§ **Work to be completed**
Locate the word "firewall" in the entries below, then gather every line that holds it.

§ **Dataset records**

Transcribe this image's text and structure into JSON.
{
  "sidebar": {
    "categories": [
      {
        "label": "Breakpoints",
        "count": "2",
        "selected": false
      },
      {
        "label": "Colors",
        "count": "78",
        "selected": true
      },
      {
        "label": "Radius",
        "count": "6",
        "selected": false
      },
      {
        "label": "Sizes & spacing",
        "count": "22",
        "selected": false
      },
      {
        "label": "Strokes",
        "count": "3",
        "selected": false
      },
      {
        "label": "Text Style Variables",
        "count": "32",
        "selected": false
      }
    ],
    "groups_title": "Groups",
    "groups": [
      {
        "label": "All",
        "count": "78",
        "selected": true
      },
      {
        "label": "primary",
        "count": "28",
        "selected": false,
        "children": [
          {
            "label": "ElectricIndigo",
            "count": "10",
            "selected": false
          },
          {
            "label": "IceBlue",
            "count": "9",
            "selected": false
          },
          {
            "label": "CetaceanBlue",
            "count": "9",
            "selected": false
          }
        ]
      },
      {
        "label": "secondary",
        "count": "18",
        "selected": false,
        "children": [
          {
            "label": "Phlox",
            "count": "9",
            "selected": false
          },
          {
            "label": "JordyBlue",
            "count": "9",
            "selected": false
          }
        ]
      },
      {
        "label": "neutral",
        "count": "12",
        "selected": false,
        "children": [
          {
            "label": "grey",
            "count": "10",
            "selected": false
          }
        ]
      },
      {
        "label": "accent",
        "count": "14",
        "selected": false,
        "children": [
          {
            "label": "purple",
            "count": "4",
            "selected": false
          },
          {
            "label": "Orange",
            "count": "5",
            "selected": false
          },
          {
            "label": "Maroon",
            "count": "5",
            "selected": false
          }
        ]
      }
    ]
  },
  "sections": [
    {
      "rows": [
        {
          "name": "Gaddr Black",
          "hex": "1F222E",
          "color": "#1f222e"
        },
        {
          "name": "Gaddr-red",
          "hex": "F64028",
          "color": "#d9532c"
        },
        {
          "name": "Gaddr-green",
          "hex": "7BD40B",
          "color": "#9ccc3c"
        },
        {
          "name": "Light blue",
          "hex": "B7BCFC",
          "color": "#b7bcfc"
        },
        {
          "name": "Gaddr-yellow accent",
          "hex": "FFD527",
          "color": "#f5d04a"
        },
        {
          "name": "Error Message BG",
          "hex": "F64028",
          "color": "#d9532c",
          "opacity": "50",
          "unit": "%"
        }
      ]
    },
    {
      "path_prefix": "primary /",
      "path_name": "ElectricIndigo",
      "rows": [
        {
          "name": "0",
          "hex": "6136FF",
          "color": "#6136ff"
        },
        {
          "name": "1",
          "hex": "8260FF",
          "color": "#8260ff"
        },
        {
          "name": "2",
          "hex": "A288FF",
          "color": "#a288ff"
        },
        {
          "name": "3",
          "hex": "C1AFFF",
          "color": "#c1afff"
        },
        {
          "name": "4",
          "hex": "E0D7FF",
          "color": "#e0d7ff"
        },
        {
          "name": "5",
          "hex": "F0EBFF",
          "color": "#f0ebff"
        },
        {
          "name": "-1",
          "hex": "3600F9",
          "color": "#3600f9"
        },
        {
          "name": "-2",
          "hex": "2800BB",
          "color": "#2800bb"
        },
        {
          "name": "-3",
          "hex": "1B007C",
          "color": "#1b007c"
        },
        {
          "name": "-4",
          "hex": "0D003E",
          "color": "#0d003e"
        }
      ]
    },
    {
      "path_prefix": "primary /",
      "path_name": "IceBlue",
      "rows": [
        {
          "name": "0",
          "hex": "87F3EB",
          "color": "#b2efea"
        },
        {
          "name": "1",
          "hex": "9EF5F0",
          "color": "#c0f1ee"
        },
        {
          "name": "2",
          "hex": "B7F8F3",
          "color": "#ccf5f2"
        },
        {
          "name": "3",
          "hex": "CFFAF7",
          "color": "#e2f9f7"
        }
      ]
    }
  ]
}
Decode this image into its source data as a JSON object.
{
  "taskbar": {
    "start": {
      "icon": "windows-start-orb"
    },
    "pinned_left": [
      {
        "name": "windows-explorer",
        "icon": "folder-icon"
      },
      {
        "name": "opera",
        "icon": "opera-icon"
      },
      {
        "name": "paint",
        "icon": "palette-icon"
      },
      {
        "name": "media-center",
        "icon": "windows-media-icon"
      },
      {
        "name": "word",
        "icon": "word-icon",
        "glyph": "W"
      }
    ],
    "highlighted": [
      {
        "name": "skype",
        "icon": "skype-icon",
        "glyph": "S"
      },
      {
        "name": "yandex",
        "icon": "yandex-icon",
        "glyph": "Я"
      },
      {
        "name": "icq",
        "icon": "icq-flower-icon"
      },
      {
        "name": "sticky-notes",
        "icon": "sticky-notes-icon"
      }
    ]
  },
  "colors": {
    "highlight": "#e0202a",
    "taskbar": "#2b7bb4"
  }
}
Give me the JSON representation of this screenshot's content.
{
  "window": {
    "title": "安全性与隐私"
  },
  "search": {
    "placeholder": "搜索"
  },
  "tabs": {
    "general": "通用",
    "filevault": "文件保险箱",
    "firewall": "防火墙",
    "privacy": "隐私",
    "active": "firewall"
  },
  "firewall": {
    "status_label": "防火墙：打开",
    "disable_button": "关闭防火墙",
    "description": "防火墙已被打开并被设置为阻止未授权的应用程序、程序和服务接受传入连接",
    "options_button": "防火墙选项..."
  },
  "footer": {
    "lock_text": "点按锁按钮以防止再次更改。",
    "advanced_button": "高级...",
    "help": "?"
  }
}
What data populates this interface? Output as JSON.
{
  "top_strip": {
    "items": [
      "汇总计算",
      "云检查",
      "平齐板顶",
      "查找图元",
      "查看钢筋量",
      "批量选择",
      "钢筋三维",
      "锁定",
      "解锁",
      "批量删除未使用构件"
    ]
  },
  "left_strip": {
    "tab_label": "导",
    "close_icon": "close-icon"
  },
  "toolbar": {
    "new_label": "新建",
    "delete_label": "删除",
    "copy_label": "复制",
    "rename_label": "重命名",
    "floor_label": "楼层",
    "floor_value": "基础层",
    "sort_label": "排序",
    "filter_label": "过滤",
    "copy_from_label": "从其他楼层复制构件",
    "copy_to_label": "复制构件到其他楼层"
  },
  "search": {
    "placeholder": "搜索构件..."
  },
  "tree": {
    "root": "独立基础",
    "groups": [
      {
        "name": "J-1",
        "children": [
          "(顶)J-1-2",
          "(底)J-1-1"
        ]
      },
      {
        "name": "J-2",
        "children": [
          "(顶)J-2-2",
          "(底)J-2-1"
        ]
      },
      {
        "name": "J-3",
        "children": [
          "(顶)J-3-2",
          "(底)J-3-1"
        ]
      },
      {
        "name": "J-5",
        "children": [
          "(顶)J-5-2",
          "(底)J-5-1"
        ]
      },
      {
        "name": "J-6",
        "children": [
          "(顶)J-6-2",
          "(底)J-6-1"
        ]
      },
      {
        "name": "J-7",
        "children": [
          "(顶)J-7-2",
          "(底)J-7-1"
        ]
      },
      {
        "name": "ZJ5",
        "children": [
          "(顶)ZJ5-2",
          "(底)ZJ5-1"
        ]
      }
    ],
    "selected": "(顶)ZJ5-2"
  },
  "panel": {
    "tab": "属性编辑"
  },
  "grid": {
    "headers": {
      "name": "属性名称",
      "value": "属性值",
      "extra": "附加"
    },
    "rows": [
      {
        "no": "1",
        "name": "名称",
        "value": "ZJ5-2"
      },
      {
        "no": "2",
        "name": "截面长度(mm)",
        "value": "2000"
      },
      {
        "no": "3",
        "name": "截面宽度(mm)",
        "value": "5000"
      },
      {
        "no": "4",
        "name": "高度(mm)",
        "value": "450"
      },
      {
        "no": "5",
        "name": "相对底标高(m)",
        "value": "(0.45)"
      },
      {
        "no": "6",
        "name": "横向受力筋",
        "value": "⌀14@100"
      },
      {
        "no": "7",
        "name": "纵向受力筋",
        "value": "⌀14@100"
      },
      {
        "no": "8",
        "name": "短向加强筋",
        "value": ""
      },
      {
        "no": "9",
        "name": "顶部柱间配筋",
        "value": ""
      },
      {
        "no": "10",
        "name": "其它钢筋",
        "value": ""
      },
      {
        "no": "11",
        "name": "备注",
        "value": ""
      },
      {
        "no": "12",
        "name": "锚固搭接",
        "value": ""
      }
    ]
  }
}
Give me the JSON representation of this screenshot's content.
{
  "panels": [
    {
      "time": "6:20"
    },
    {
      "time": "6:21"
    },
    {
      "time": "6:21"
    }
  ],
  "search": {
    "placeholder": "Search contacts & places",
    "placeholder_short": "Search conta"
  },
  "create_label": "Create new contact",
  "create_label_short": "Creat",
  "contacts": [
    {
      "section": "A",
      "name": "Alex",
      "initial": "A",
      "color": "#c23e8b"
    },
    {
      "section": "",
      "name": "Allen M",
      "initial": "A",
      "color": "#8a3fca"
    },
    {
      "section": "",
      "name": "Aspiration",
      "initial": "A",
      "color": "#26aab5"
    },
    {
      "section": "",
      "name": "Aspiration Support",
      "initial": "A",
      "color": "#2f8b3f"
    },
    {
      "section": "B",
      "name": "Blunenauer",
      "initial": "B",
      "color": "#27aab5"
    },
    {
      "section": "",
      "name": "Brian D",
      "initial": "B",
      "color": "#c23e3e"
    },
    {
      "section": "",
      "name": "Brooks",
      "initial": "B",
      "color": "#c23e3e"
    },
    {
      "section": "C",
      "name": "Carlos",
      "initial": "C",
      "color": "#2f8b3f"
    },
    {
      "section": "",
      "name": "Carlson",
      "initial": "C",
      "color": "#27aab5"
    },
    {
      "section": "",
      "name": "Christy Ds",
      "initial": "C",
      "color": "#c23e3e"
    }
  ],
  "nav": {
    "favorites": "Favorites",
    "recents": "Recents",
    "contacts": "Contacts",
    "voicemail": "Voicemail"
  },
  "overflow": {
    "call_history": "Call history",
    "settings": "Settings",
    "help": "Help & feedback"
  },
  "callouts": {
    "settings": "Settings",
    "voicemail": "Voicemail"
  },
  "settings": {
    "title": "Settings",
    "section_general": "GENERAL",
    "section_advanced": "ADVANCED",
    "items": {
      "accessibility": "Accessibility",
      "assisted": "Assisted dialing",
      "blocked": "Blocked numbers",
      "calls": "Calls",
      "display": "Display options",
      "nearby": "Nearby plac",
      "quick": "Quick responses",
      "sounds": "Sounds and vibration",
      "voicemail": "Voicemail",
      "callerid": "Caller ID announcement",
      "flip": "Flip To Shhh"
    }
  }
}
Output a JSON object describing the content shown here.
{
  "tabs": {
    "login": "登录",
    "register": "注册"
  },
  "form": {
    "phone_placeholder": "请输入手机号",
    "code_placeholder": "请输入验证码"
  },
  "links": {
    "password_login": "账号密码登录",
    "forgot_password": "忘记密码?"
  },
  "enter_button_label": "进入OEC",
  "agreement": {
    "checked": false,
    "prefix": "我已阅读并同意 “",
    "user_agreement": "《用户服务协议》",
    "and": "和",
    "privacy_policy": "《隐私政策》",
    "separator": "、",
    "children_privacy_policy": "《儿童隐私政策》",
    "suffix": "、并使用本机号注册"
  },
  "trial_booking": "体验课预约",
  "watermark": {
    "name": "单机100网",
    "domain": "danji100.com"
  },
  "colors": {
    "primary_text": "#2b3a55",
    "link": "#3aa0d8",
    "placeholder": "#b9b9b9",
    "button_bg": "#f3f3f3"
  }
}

§ **Solution for this task**
    "firewall": "防火墙",
    "active": "firewall"
  "firewall": {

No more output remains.